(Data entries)
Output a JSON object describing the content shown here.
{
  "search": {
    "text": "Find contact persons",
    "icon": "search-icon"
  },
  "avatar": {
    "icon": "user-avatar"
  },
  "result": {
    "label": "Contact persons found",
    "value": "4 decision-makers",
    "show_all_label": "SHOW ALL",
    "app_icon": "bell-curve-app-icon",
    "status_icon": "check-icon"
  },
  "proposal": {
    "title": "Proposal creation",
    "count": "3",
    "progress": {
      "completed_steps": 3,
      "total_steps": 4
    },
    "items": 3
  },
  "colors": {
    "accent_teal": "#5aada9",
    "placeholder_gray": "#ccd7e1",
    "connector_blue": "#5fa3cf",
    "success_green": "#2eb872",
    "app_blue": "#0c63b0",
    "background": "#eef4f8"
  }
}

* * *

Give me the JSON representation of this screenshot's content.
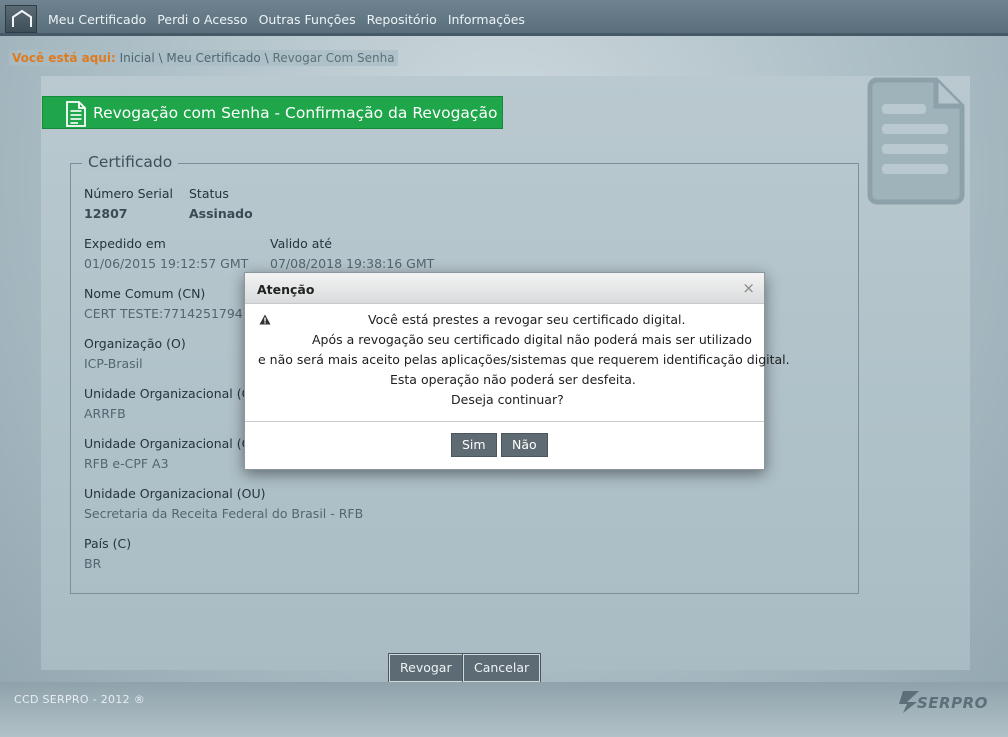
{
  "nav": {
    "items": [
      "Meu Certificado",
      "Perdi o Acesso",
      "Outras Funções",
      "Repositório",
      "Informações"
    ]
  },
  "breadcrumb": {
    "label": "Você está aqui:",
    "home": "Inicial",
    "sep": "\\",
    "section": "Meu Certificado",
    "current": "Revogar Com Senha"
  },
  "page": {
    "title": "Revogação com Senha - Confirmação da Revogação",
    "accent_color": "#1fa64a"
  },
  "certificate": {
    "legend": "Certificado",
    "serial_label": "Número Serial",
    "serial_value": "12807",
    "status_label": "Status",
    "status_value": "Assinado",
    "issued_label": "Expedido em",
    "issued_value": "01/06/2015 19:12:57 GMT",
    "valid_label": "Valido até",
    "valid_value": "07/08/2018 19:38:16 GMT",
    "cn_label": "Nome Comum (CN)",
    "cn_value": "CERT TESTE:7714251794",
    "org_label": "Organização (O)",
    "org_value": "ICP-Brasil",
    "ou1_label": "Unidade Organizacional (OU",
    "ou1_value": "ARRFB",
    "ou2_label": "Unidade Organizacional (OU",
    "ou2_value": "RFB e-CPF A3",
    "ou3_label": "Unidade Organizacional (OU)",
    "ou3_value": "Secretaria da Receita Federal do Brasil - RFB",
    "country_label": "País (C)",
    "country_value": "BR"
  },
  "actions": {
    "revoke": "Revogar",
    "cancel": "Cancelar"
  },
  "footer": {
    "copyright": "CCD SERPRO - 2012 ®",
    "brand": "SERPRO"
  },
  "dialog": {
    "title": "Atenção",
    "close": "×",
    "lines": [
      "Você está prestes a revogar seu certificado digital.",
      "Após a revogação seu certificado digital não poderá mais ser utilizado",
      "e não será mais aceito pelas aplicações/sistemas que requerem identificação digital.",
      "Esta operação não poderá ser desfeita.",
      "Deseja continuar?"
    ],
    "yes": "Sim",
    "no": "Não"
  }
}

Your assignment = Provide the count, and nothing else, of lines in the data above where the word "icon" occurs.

Result = 4